• What the exercise asks: Your answer must restate each entry below word for word, with no pictures in it.

─── Source data

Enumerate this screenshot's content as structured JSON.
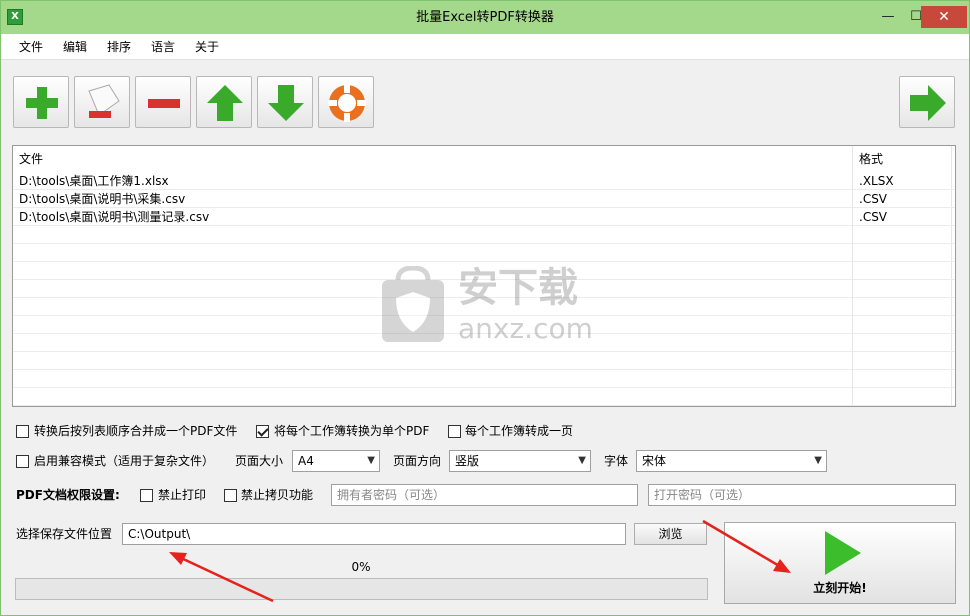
{
  "window": {
    "title": "批量Excel转PDF转换器",
    "controls": {
      "minimize": "—",
      "maximize": "☐",
      "close": "✕"
    }
  },
  "menu": [
    "文件",
    "编辑",
    "排序",
    "语言",
    "关于"
  ],
  "toolbar": {
    "buttons": [
      {
        "name": "add-file-button",
        "icon": "plus-icon"
      },
      {
        "name": "remove-file-button",
        "icon": "remove-page-icon"
      },
      {
        "name": "clear-list-button",
        "icon": "minus-icon"
      },
      {
        "name": "move-up-button",
        "icon": "arrow-up-icon"
      },
      {
        "name": "move-down-button",
        "icon": "arrow-down-icon"
      },
      {
        "name": "help-button",
        "icon": "lifebuoy-icon"
      },
      {
        "name": "next-button",
        "icon": "arrow-right-icon"
      }
    ],
    "colors": {
      "green": "#3aaa2a",
      "red": "#d9342b",
      "orange": "#e8701e"
    }
  },
  "filelist": {
    "columns": [
      "文件",
      "格式"
    ],
    "rows": [
      {
        "file": "D:\\tools\\桌面\\工作簿1.xlsx",
        "format": ".XLSX"
      },
      {
        "file": "D:\\tools\\桌面\\说明书\\采集.csv",
        "format": ".CSV"
      },
      {
        "file": "D:\\tools\\桌面\\说明书\\测量记录.csv",
        "format": ".CSV"
      }
    ],
    "watermark": {
      "cn": "安下载",
      "en": "anxz.com"
    }
  },
  "options": {
    "merge_label": "转换后按列表顺序合并成一个PDF文件",
    "merge_checked": false,
    "per_workbook_label": "将每个工作簿转换为单个PDF",
    "per_workbook_checked": true,
    "one_page_label": "每个工作簿转成一页",
    "one_page_checked": false,
    "compat_label": "启用兼容模式（适用于复杂文件）",
    "compat_checked": false,
    "page_size_label": "页面大小",
    "page_size_value": "A4",
    "orientation_label": "页面方向",
    "orientation_value": "竖版",
    "font_label": "字体",
    "font_value": "宋体"
  },
  "permissions": {
    "title": "PDF文档权限设置:",
    "no_print_label": "禁止打印",
    "no_copy_label": "禁止拷贝功能",
    "owner_pw_placeholder": "拥有者密码（可选）",
    "open_pw_placeholder": "打开密码（可选）"
  },
  "output": {
    "label": "选择保存文件位置",
    "path": "C:\\Output\\",
    "browse_label": "浏览"
  },
  "progress": {
    "percent_text": "0%",
    "value": 0
  },
  "start": {
    "label": "立刻开始!"
  }
}
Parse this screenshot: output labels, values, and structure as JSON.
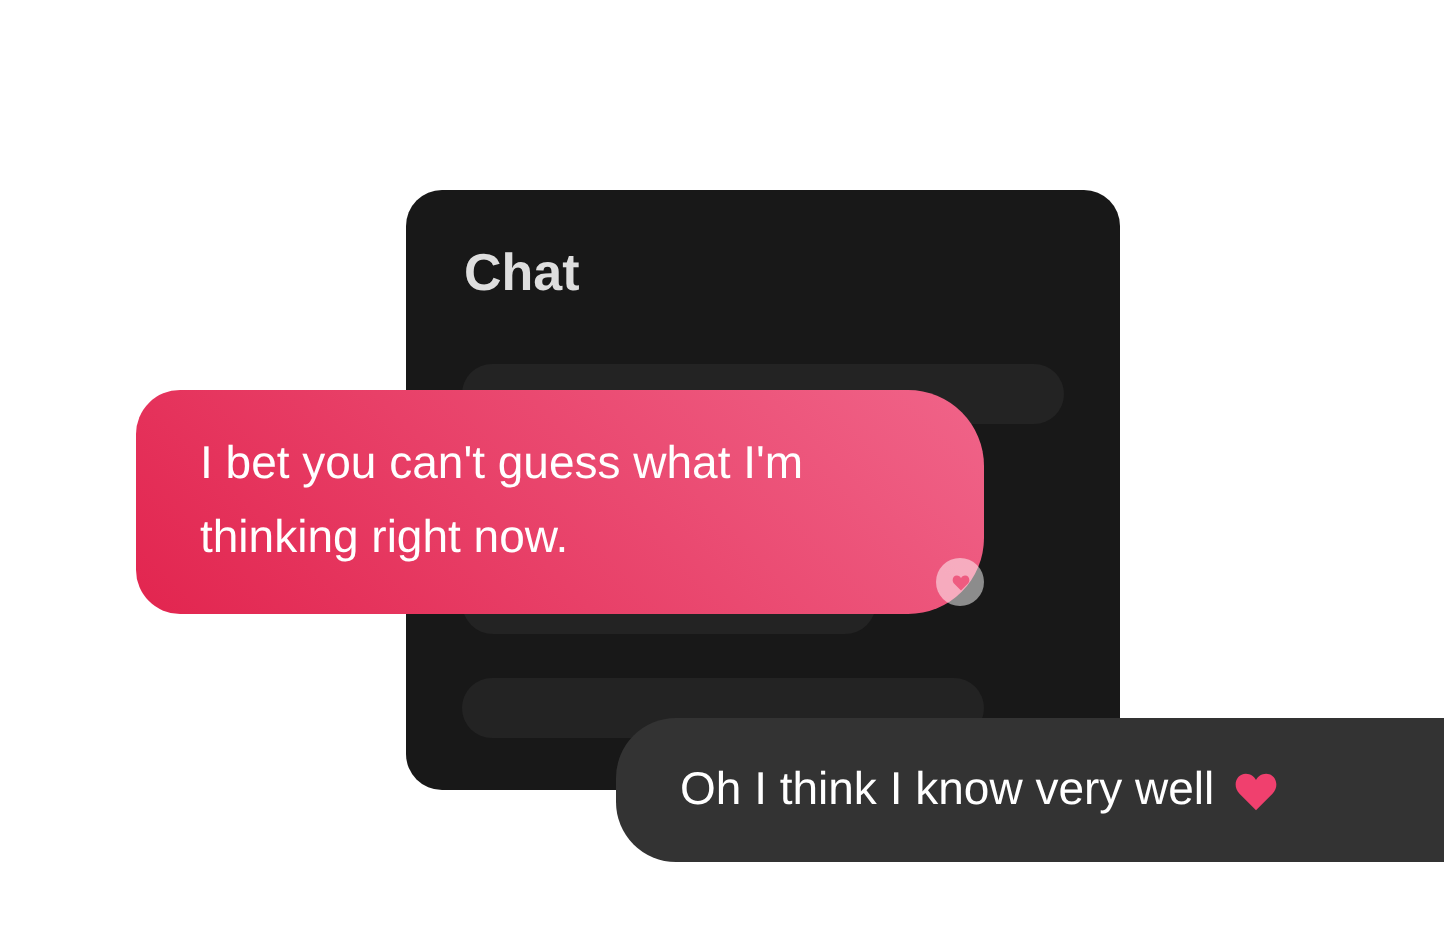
{
  "card": {
    "title": "Chat"
  },
  "messages": [
    {
      "kind": "incoming",
      "text": "I bet you can't guess what I'm thinking right now."
    },
    {
      "kind": "outgoing",
      "text": "Oh I think I know very well"
    }
  ]
}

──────

• Written solution:
Enumerate this screenshot's content as structured JSON.
{
  "window": {
    "title": "批量Excel转PDF转换器",
    "controls": {
      "minimize": "—",
      "maximize": "☐",
      "close": "✕"
    }
  },
  "menu": [
    "文件",
    "编辑",
    "排序",
    "语言",
    "关于"
  ],
  "toolbar": {
    "buttons": [
      {
        "name": "add-file-button",
        "icon": "plus-icon"
      },
      {
        "name": "remove-file-button",
        "icon": "remove-page-icon"
      },
      {
        "name": "clear-list-button",
        "icon": "minus-icon"
      },
      {
        "name": "move-up-button",
        "icon": "arrow-up-icon"
      },
      {
        "name": "move-down-button",
        "icon": "arrow-down-icon"
      },
      {
        "name": "help-button",
        "icon": "lifebuoy-icon"
      },
      {
        "name": "next-button",
        "icon": "arrow-right-icon"
      }
    ],
    "colors": {
      "green": "#3aaa2a",
      "red": "#d9342b",
      "orange": "#e8701e"
    }
  },
  "filelist": {
    "columns": [
      "文件",
      "格式"
    ],
    "rows": [
      {
        "file": "D:\\tools\\桌面\\工作簿1.xlsx",
        "format": ".XLSX"
      },
      {
        "file": "D:\\tools\\桌面\\说明书\\采集.csv",
        "format": ".CSV"
      },
      {
        "file": "D:\\tools\\桌面\\说明书\\测量记录.csv",
        "format": ".CSV"
      }
    ],
    "watermark": {
      "cn": "安下载",
      "en": "anxz.com"
    }
  },
  "options": {
    "merge_label": "转换后按列表顺序合并成一个PDF文件",
    "merge_checked": false,
    "per_workbook_label": "将每个工作簿转换为单个PDF",
    "per_workbook_checked": true,
    "one_page_label": "每个工作簿转成一页",
    "one_page_checked": false,
    "compat_label": "启用兼容模式（适用于复杂文件）",
    "compat_checked": false,
    "page_size_label": "页面大小",
    "page_size_value": "A4",
    "orientation_label": "页面方向",
    "orientation_value": "竖版",
    "font_label": "字体",
    "font_value": "宋体"
  },
  "permissions": {
    "title": "PDF文档权限设置:",
    "no_print_label": "禁止打印",
    "no_copy_label": "禁止拷贝功能",
    "owner_pw_placeholder": "拥有者密码（可选）",
    "open_pw_placeholder": "打开密码（可选）"
  },
  "output": {
    "label": "选择保存文件位置",
    "path": "C:\\Output\\",
    "browse_label": "浏览"
  },
  "progress": {
    "percent_text": "0%",
    "value": 0
  },
  "start": {
    "label": "立刻开始!"
  }
}
Parse this screenshot: output labels, values, and structure as JSON.
{
  "card": {
    "title": "Chat"
  },
  "messages": [
    {
      "kind": "incoming",
      "text": "I bet you can't guess what I'm thinking right now."
    },
    {
      "kind": "outgoing",
      "text": "Oh I think I know very well"
    }
  ]
}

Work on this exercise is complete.